almost entirely to the language and ideology of formalist analysis.
Hence, most, though not all, attempts to comprehend Schwitters'
oeuvre have relied almost entirely on the art-historical context
in which he worked, a context which has been developed and refined
in such a way as to promote exclusive rather than inclusive
categories. The institutional bias present in art museums and
the academy resists alternative or exceptional cases. This is
clearly the case with Schwitters, who, despite highly publicized
exhibitions and the appropriation of his works in support of
various movements and individuals, remains marginal to the recognized
project of modernism. The art historian Rudi Fuchs, in his short
book entitled Conflicts with Modernism or the Absence of Kurt
Schwitters, renders the following observations on the position
of Kurt Schwitters as a 'modern' artist:
Unlike Mondrian (and unlike many contemporary abstract artists
who reflect Mondrian's attitude), Kurt Schwitters was never
fanatic about purity. He was a very "impure" artist. And, when
I speak of Schwitters' absence, I also mean to say that the
very idea of impurity (or the idea of compromise and aesthetic
contamination as a source of inspiration) is largely absent

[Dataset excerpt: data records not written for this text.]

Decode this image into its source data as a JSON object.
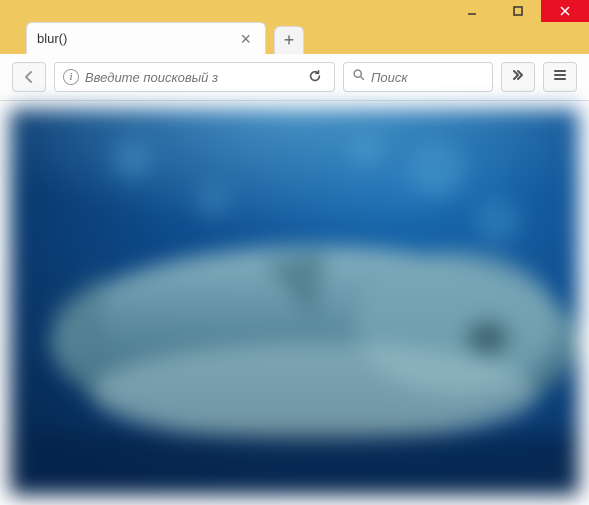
{
  "window": {
    "minimize_label": "Minimize",
    "maximize_label": "Maximize",
    "close_label": "Close"
  },
  "tabs": [
    {
      "title": "blur()"
    }
  ],
  "toolbar": {
    "back_label": "Back",
    "url_placeholder": "Введите поисковый з",
    "reload_label": "Reload",
    "search_placeholder": "Поиск",
    "overflow_label": "More",
    "menu_label": "Menu"
  },
  "content": {
    "image_description": "Blurred underwater photo of a shark",
    "filter": "blur()"
  }
}
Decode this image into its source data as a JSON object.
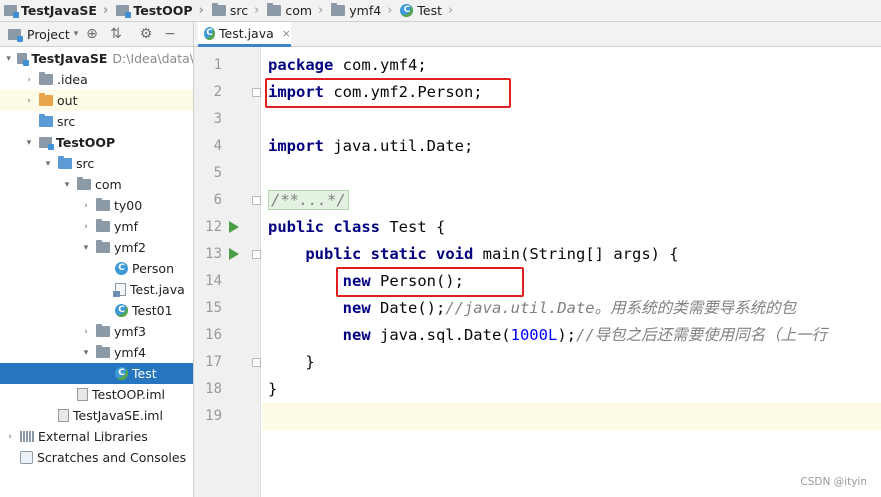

from Modernist artistic consciousness. Modernism's insistence
on abstraction and on the way to arrive at it, by stripping
the medium of its unnecessary or impure elements, had to result
in a very rarified idea of an artwork as a thing of extreme
clarity, physical elegance, balance, intelligence and perfection...a
juggler like Schwitters is seen as a renegade...there was little
single-mindedness in his career; there were too many things
he wanted to do at the same time. That easily raises the suspicions
of amateurism. He had no great interest in the finely chiseled
ultimate artwork. He was the practical and poetic magician.21
In Decoding Merz, Annegreth Nill also confronts this
problem, stating that most of Schwitters' work has been almost
universally interpreted from a formalist-modernist stance. Among
scholars and critics of Schwitters' work there remains, according
to Nill, "a veritable conspiracy of denial of ("literary") content,"
that is, questions of